App and web page records:
________________________________________

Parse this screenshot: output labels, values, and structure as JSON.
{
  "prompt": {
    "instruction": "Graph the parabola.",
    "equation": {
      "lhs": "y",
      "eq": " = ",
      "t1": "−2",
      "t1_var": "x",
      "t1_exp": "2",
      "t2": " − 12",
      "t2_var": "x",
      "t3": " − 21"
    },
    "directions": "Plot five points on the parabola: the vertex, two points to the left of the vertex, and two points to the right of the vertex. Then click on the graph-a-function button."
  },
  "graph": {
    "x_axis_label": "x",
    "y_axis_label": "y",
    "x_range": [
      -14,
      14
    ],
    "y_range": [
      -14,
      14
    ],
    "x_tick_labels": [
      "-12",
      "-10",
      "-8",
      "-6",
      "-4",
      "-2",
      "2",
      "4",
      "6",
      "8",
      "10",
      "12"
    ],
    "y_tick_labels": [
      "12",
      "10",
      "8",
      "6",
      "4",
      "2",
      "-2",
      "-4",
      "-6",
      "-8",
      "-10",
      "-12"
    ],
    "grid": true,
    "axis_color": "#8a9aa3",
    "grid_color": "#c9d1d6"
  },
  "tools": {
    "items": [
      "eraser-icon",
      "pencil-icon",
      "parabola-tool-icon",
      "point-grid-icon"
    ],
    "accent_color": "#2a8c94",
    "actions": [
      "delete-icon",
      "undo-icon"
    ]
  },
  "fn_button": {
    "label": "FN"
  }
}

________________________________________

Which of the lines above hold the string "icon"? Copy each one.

Solution:
      "eraser-icon",
      "pencil-icon",
      "parabola-tool-icon",
      "point-grid-icon"
      "delete-icon",
      "undo-icon"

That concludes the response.